Brief: Report only the number of lines that contain the string "công" in the records below.

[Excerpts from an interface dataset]
· · ·
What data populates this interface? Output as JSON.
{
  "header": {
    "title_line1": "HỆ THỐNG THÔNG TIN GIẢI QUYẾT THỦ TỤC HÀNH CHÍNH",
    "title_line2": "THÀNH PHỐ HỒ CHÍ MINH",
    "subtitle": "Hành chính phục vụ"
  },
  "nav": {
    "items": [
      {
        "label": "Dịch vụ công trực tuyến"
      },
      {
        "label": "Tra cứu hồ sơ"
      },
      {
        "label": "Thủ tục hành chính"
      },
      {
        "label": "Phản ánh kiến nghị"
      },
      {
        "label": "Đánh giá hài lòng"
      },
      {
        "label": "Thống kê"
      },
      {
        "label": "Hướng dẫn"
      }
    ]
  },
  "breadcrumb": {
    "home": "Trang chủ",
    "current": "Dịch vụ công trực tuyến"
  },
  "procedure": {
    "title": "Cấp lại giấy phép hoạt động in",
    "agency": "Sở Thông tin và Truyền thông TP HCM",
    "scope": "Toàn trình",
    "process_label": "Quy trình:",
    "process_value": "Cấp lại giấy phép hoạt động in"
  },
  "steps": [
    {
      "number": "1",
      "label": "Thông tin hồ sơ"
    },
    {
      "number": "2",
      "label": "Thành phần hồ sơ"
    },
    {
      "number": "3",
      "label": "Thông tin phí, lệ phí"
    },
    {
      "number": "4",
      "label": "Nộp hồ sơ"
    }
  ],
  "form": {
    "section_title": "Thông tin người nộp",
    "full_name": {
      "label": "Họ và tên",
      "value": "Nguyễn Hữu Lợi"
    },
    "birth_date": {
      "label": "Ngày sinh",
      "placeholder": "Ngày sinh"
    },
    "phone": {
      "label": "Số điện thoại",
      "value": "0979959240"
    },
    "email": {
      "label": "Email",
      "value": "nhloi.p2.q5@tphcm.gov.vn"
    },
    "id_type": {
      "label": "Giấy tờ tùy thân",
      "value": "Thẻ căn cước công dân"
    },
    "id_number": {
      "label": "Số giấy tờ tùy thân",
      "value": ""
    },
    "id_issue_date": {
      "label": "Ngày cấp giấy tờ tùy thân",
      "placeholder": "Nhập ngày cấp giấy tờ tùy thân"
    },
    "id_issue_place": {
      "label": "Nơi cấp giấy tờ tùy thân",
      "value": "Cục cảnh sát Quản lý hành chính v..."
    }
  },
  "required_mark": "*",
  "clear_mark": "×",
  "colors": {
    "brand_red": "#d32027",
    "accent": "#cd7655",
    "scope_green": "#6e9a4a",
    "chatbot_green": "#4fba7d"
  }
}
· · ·
Solution to the problem: 3